Pfeffer said it was not clear when, or if, the eruption would melt through the ice — which is between 100 to 400 meters (330 to 1,300 feet) thick — and fling steam and ash into the air. She said it could take up to a day for the ice to melt — or the eruption might remain contained beneath Europe's largest glacier.
Scientists were monitoring a hydrological station downstream from the volcano for flooding, a common result of volcanic eruptions in Iceland.
Pfeffer said the amount of ash produced by the new eruption would depend on the thickness of the ice.
"The thicker the ice, the more water there is, the more explosive it will be and the more ash-rich the eruption will be," she said.
Iceland sits on a volcanic hot spot in the Atlantic's mid-oceanic ridge and eruptions occur frequently, triggered when the Earth's plates move and when magma from deep underground pushes its way to the surface.
Well-practiced emergency procedures mean eruptions in Iceland usually do not cause deaths. Authorities evacuated several hundred people, mostly hikers, earlier this week from the highlands north of the Vatnajokull glacier as a precaution.
But the impact of the tiny island's volcanoes has been felt around the world.
Millions of people were stranded in April 2010, when aviation officials closed Europe's air space for five days out of fear that ash from Eyjafjallajokul could harm jet engines.
European aviation authorities later changed their policy, giving airlines detailed information about the location and density of ash clouds but leaving decisions to airlines and national regulators.

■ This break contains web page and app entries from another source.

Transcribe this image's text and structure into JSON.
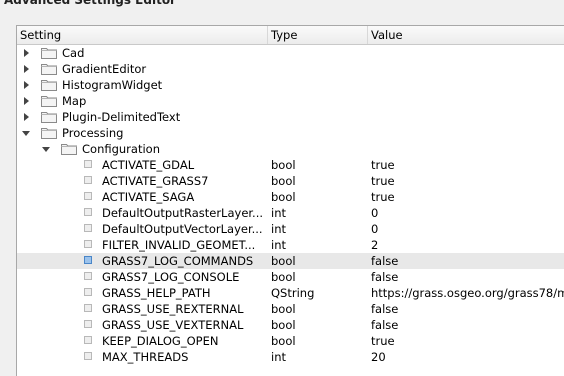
{
  "window": {
    "title": "Advanced Settings Editor"
  },
  "columns": {
    "setting": "Setting",
    "type": "Type",
    "value": "Value"
  },
  "groups": [
    {
      "label": "Cad",
      "expanded": false
    },
    {
      "label": "GradientEditor",
      "expanded": false
    },
    {
      "label": "HistogramWidget",
      "expanded": false
    },
    {
      "label": "Map",
      "expanded": false
    },
    {
      "label": "Plugin-DelimitedText",
      "expanded": false
    },
    {
      "label": "Processing",
      "expanded": true
    },
    {
      "label": "Configuration",
      "expanded": true
    }
  ],
  "settings": [
    {
      "name": "ACTIVATE_GDAL",
      "type": "bool",
      "value": "true"
    },
    {
      "name": "ACTIVATE_GRASS7",
      "type": "bool",
      "value": "true"
    },
    {
      "name": "ACTIVATE_SAGA",
      "type": "bool",
      "value": "true"
    },
    {
      "name": "DefaultOutputRasterLayer...",
      "type": "int",
      "value": "0"
    },
    {
      "name": "DefaultOutputVectorLayer...",
      "type": "int",
      "value": "0"
    },
    {
      "name": "FILTER_INVALID_GEOMET...",
      "type": "int",
      "value": "2"
    },
    {
      "name": "GRASS7_LOG_COMMANDS",
      "type": "bool",
      "value": "false",
      "selected": true
    },
    {
      "name": "GRASS7_LOG_CONSOLE",
      "type": "bool",
      "value": "false"
    },
    {
      "name": "GRASS_HELP_PATH",
      "type": "QString",
      "value": "https://grass.osgeo.org/grass78/m"
    },
    {
      "name": "GRASS_USE_REXTERNAL",
      "type": "bool",
      "value": "false"
    },
    {
      "name": "GRASS_USE_VEXTERNAL",
      "type": "bool",
      "value": "false"
    },
    {
      "name": "KEEP_DIALOG_OPEN",
      "type": "bool",
      "value": "true"
    },
    {
      "name": "MAX_THREADS",
      "type": "int",
      "value": "20"
    }
  ],
  "icons": {
    "folder": "folder-icon",
    "expand": "chevron-right-icon",
    "collapse": "chevron-down-icon",
    "leaf": "setting-leaf-icon"
  },
  "colors": {
    "selected_row": "#e8e8e8",
    "selected_leaf": "#9cc3ec"
  }
}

A 2011 eruption of Iceland's Grimsvotn volcano was far more powerful than Eyjafjallajokul but cause much less disruption to aviation.